## Exercise
The answer must be the full listing, reproduced without any change.

## Records for this task
- - - - - - -

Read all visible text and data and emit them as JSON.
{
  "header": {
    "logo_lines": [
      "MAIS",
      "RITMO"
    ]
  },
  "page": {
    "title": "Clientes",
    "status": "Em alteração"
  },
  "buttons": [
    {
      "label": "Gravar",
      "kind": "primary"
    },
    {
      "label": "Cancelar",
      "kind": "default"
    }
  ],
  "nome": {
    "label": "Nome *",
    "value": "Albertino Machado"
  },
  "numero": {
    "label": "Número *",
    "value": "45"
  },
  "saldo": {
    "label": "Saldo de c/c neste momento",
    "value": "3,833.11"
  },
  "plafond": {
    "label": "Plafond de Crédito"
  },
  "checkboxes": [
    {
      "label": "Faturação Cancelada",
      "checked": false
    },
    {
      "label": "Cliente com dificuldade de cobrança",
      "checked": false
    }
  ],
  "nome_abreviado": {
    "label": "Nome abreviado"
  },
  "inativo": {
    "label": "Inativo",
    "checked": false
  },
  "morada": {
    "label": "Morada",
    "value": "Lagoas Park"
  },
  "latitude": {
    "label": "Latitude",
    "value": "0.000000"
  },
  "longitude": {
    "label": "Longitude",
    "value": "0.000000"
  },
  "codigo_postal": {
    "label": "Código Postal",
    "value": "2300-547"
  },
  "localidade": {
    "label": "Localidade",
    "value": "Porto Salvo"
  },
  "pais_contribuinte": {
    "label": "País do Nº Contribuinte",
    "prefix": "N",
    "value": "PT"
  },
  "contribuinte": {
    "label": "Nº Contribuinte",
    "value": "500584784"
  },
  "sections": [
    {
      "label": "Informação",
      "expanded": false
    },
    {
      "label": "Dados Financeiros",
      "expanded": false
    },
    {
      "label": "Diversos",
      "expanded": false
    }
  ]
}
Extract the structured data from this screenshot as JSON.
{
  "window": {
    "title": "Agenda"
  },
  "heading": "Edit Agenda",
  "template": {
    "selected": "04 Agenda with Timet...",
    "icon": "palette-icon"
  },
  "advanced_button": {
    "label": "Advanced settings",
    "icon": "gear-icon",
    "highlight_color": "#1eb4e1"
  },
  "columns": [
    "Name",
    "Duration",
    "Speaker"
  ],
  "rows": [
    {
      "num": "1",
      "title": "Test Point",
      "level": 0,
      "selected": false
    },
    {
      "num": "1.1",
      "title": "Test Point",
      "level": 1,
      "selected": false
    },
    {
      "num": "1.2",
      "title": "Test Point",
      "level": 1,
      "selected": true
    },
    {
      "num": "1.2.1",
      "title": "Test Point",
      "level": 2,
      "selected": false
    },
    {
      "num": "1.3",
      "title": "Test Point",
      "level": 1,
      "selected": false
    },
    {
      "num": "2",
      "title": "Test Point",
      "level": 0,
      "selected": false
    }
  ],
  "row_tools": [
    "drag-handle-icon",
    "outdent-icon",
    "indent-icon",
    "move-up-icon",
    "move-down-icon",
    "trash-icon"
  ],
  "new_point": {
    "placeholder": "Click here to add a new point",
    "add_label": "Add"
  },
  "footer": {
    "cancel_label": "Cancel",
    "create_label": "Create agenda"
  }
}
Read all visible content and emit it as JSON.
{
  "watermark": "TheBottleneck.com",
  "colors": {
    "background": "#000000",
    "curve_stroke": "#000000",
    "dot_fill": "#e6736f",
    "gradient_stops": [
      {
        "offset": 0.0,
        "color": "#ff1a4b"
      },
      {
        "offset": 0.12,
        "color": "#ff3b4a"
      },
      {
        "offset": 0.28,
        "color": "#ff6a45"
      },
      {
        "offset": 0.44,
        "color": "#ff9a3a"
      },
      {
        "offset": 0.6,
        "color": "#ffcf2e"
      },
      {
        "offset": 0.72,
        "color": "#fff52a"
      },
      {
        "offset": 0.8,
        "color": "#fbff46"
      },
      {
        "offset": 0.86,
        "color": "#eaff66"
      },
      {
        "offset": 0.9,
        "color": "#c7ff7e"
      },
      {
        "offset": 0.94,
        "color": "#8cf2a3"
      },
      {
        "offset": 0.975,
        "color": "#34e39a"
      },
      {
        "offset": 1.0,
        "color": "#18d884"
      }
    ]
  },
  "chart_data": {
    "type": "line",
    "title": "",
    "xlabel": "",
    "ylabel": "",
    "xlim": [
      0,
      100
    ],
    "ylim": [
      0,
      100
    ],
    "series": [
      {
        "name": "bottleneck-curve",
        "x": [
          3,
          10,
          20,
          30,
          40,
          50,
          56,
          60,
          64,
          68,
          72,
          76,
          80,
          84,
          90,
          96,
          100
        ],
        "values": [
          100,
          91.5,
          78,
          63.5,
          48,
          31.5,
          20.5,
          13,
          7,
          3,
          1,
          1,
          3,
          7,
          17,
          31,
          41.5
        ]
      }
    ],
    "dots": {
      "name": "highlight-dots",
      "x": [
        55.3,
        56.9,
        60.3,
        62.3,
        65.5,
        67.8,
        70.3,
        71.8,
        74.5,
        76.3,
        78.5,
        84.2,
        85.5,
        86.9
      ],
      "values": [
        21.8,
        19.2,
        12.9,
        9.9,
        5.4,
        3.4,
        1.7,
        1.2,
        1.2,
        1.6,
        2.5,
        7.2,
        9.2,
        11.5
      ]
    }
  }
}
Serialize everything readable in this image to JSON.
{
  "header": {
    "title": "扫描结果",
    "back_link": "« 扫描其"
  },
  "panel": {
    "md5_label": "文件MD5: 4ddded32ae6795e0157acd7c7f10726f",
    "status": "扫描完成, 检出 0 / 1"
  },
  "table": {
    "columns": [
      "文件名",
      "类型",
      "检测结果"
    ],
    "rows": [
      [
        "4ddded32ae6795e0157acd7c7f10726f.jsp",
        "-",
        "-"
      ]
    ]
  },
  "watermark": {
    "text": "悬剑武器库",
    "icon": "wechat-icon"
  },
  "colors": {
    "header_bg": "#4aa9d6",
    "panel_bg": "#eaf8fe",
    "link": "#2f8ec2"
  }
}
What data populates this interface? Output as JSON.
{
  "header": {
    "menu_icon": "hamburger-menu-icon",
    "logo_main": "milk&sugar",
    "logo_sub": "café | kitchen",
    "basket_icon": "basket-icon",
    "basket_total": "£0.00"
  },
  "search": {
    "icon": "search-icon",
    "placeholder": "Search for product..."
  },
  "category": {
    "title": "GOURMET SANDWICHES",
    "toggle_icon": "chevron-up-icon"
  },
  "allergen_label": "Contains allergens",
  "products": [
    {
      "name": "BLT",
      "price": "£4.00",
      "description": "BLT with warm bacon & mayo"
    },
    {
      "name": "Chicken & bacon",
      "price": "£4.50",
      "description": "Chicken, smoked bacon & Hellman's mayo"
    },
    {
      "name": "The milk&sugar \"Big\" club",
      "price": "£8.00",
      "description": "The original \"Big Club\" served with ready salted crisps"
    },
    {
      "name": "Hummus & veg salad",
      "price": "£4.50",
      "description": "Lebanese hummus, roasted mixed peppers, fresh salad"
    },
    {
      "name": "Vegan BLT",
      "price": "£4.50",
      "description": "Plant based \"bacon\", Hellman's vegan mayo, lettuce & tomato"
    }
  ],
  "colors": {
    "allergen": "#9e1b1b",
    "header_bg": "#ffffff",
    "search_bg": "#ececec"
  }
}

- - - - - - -

## Output below
Read all visible text and data and emit them as JSON.
{
  "header": {
    "logo_lines": [
      "MAIS",
      "RITMO"
    ]
  },
  "page": {
    "title": "Clientes",
    "status": "Em alteração"
  },
  "buttons": [
    {
      "label": "Gravar",
      "kind": "primary"
    },
    {
      "label": "Cancelar",
      "kind": "default"
    }
  ],
  "nome": {
    "label": "Nome *",
    "value": "Albertino Machado"
  },
  "numero": {
    "label": "Número *",
    "value": "45"
  },
  "saldo": {
    "label": "Saldo de c/c neste momento",
    "value": "3,833.11"
  },
  "plafond": {
    "label": "Plafond de Crédito"
  },
  "checkboxes": [
    {
      "label": "Faturação Cancelada",
      "checked": false
    },
    {
      "label": "Cliente com dificuldade de cobrança",
      "checked": false
    }
  ],
  "nome_abreviado": {
    "label": "Nome abreviado"
  },
  "inativo": {
    "label": "Inativo",
    "checked": false
  },
  "morada": {
    "label": "Morada",
    "value": "Lagoas Park"
  },
  "latitude": {
    "label": "Latitude",
    "value": "0.000000"
  },
  "longitude": {
    "label": "Longitude",
    "value": "0.000000"
  },
  "codigo_postal": {
    "label": "Código Postal",
    "value": "2300-547"
  },
  "localidade": {
    "label": "Localidade",
    "value": "Porto Salvo"
  },
  "pais_contribuinte": {
    "label": "País do Nº Contribuinte",
    "prefix": "N",
    "value": "PT"
  },
  "contribuinte": {
    "label": "Nº Contribuinte",
    "value": "500584784"
  },
  "sections": [
    {
      "label": "Informação",
      "expanded": false
    },
    {
      "label": "Dados Financeiros",
      "expanded": false
    },
    {
      "label": "Diversos",
      "expanded": false
    }
  ]
}
Extract the structured data from this screenshot as JSON.
{
  "window": {
    "title": "Agenda"
  },
  "heading": "Edit Agenda",
  "template": {
    "selected": "04 Agenda with Timet...",
    "icon": "palette-icon"
  },
  "advanced_button": {
    "label": "Advanced settings",
    "icon": "gear-icon",
    "highlight_color": "#1eb4e1"
  },
  "columns": [
    "Name",
    "Duration",
    "Speaker"
  ],
  "rows": [
    {
      "num": "1",
      "title": "Test Point",
      "level": 0,
      "selected": false
    },
    {
      "num": "1.1",
      "title": "Test Point",
      "level": 1,
      "selected": false
    },
    {
      "num": "1.2",
      "title": "Test Point",
      "level": 1,
      "selected": true
    },
    {
      "num": "1.2.1",
      "title": "Test Point",
      "level": 2,
      "selected": false
    },
    {
      "num": "1.3",
      "title": "Test Point",
      "level": 1,
      "selected": false
    },
    {
      "num": "2",
      "title": "Test Point",
      "level": 0,
      "selected": false
    }
  ],
  "row_tools": [
    "drag-handle-icon",
    "outdent-icon",
    "indent-icon",
    "move-up-icon",
    "move-down-icon",
    "trash-icon"
  ],
  "new_point": {
    "placeholder": "Click here to add a new point",
    "add_label": "Add"
  },
  "footer": {
    "cancel_label": "Cancel",
    "create_label": "Create agenda"
  }
}
Read all visible content and emit it as JSON.
{
  "watermark": "TheBottleneck.com",
  "colors": {
    "background": "#000000",
    "curve_stroke": "#000000",
    "dot_fill": "#e6736f",
    "gradient_stops": [
      {
        "offset": 0.0,
        "color": "#ff1a4b"
      },
      {
        "offset": 0.12,
        "color": "#ff3b4a"
      },
      {
        "offset": 0.28,
        "color": "#ff6a45"
      },
      {
        "offset": 0.44,
        "color": "#ff9a3a"
      },
      {
        "offset": 0.6,
        "color": "#ffcf2e"
      },
      {
        "offset": 0.72,
        "color": "#fff52a"
      },
      {
        "offset": 0.8,
        "color": "#fbff46"
      },
      {
        "offset": 0.86,
        "color": "#eaff66"
      },
      {
        "offset": 0.9,
        "color": "#c7ff7e"
      },
      {
        "offset": 0.94,
        "color": "#8cf2a3"
      },
      {
        "offset": 0.975,
        "color": "#34e39a"
      },
      {
        "offset": 1.0,
        "color": "#18d884"
      }
    ]
  },
  "chart_data": {
    "type": "line",
    "title": "",
    "xlabel": "",
    "ylabel": "",
    "xlim": [
      0,
      100
    ],
    "ylim": [
      0,
      100
    ],
    "series": [
      {
        "name": "bottleneck-curve",
        "x": [
          3,
          10,
          20,
          30,
          40,
          50,
          56,
          60,
          64,
          68,
          72,
          76,
          80,
          84,
          90,
          96,
          100
        ],
        "values": [
          100,
          91.5,
          78,
          63.5,
          48,
          31.5,
          20.5,
          13,
          7,
          3,
          1,
          1,
          3,
          7,
          17,
          31,
          41.5
        ]
      }
    ],
    "dots": {
      "name": "highlight-dots",
      "x": [
        55.3,
        56.9,
        60.3,
        62.3,
        65.5,
        67.8,
        70.3,
        71.8,
        74.5,
        76.3,
        78.5,
        84.2,
        85.5,
        86.9
      ],
      "values": [
        21.8,
        19.2,
        12.9,
        9.9,
        5.4,
        3.4,
        1.7,
        1.2,
        1.2,
        1.6,
        2.5,
        7.2,
        9.2,
        11.5
      ]
    }
  }
}
Serialize everything readable in this image to JSON.
{
  "header": {
    "title": "扫描结果",
    "back_link": "« 扫描其"
  },
  "panel": {
    "md5_label": "文件MD5: 4ddded32ae6795e0157acd7c7f10726f",
    "status": "扫描完成, 检出 0 / 1"
  },
  "table": {
    "columns": [
      "文件名",
      "类型",
      "检测结果"
    ],
    "rows": [
      [
        "4ddded32ae6795e0157acd7c7f10726f.jsp",
        "-",
        "-"
      ]
    ]
  },
  "watermark": {
    "text": "悬剑武器库",
    "icon": "wechat-icon"
  },
  "colors": {
    "header_bg": "#4aa9d6",
    "panel_bg": "#eaf8fe",
    "link": "#2f8ec2"
  }
}
What data populates this interface? Output as JSON.
{
  "header": {
    "menu_icon": "hamburger-menu-icon",
    "logo_main": "milk&sugar",
    "logo_sub": "café | kitchen",
    "basket_icon": "basket-icon",
    "basket_total": "£0.00"
  },
  "search": {
    "icon": "search-icon",
    "placeholder": "Search for product..."
  },
  "category": {
    "title": "GOURMET SANDWICHES",
    "toggle_icon": "chevron-up-icon"
  },
  "allergen_label": "Contains allergens",
  "products": [
    {
      "name": "BLT",
      "price": "£4.00",
      "description": "BLT with warm bacon & mayo"
    },
    {
      "name": "Chicken & bacon",
      "price": "£4.50",
      "description": "Chicken, smoked bacon & Hellman's mayo"
    },
    {
      "name": "The milk&sugar \"Big\" club",
      "price": "£8.00",
      "description": "The original \"Big Club\" served with ready salted crisps"
    },
    {
      "name": "Hummus & veg salad",
      "price": "£4.50",
      "description": "Lebanese hummus, roasted mixed peppers, fresh salad"
    },
    {
      "name": "Vegan BLT",
      "price": "£4.50",
      "description": "Plant based \"bacon\", Hellman's vegan mayo, lettuce & tomato"
    }
  ],
  "colors": {
    "allergen": "#9e1b1b",
    "header_bg": "#ffffff",
    "search_bg": "#ececec"
  }
}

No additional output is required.